A model for organizing cargo transportation between two node stations connected by a railway line which contains a certain number of intermediate stations is considered. The movement of cargo is in one direction. Such a situation may occur, for example, if one of the node stations is located in a region which produce raw material for manufacturing industry located in another region, and there is another node station. The organization of freight traﬃc is performed by means of a number of technologies. These technologies determine the rules for taking on cargo at the initial node station, the rules of interaction between neighboring stations, as well as the rule of distribution of cargo to the ﬁnal node stations. The process of cargo transportation is followed by the set rule of control. For such a model, one must determine possible modes of cargo transportation and describe their properties. This model is described by a ﬁnite-dimensional system of diﬀerential equations with nonlocal linear restrictions. The class of the solution satisfying nonlocal linear restrictions is extremely narrow. It results in the need for the “correct” extension of solutions of a system of diﬀerential equations to a class of quasi-solutions having the distinctive feature of gaps in a countable number of points. It was possible numerically using the Runge–Kutta method of the fourth order to build these quasi-solutions and determine their rate of growth. Let us note that in the technical plan the main complexity consisted in obtaining quasi-solutions satisfying the nonlocal linear restrictions. Furthermore, we investigated the dependence of quasi-solutions and, in particular, sizes of gaps (jumps) of solutions on a number of parameters of the model characterizing a rule of control, technologies for transportation of cargo and intensity of giving of cargo on a node station.
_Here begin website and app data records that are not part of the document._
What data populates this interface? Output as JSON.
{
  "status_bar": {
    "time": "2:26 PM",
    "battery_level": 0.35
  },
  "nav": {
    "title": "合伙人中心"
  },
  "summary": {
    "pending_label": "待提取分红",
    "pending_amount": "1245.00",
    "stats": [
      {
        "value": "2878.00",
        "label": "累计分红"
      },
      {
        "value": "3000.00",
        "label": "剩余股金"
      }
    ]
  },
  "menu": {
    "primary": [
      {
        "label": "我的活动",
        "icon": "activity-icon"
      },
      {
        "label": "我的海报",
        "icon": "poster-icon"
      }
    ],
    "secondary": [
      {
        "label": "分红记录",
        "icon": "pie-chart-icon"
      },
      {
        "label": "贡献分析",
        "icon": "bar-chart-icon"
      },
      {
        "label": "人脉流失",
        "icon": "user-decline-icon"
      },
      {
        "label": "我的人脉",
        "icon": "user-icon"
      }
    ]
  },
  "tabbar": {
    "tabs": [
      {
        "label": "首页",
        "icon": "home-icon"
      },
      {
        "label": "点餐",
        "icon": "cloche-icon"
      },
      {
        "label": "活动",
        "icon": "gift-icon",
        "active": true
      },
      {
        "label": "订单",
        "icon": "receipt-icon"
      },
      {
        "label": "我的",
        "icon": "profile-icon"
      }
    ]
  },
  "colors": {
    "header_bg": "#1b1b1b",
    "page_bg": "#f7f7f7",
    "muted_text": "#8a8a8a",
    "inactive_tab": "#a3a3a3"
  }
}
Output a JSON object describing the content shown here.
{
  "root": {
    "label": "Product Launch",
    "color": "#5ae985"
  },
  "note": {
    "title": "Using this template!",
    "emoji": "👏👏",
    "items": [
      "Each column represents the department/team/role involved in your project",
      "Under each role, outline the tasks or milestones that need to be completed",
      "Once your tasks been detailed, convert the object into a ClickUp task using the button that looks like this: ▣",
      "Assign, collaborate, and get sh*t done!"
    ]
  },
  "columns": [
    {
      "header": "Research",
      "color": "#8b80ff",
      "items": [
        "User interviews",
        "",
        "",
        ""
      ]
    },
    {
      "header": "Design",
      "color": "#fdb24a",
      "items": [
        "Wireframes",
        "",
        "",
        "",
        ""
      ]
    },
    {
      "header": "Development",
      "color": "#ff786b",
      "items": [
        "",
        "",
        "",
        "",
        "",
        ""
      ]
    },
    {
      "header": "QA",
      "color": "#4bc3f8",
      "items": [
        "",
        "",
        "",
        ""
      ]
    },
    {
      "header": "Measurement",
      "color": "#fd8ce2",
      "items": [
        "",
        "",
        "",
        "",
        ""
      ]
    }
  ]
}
Let k be a field of characteristic zero, let G be a connected reductive algebraic group over k and let g be its Lie algebra. Let k(G), respectively, k(g), be the field of k- rational functions on G, respectively, g. The conjugation action of G on itself induces the adjoint action of G on g. We investigate the question whether or not the field extensions k(G)/k(G)^G and k(g)/k(g)^G are purely transcendental. We show that the answer is the same for k(G)/k(G)^G and k(g)/k(g)^G, and reduce the problem to the case where G is simple. For simple groups we show that the answer is positive if G is split of type A_n or C_n, and negative for groups of other types, except possibly G_2. A key ingredient in the proof of the negative result is a recent formula for the unramified Brauer group of a homogeneous space with connected stabilizers. As a byproduct of our investigation we give an affirmative answer to a question of Grothendieck about the existence of a rational section of the categorical quotient morphism for the conjugating action of G on itself.

Let G be a connected semisimple algebraic group over an algebraically closed field k. In 1965 Steinberg proved that if G is simply connected, then in G there exists a closed irreducible cross-section of the set of closures of regular conjugacy classes. We prove that in arbitrary G such a cross-section exists if and only if the universal covering isogeny Ĝ → G is bijective; this answers Grothendieck's question cited in the epigraph. In particular, for char k = 0, the converse to Steinberg's theorem holds. The existence of a cross-section in G implies, at least for char k = 0, that the algebra k[G]G of class functions on G is generated by rk G elements. We describe, for arbitrary G, a minimal generating set of k[G]G and that of the representation ring of G and answer two Grothendieck's questions on constructing generating sets of k[G]G. We prove the existence of a rational (i.e., local) section of the quotient morphism for arbitrary G and the existence of a rational cross-section in G (for char k = 0, this has been proved earlier); this answers the other question cited in the epigraph. We also prove that the existence of a rational section is equivalent to the existence of a rational W-equivariant map T- - - >G/T where T is a maximal torus of G and W the Weyl group.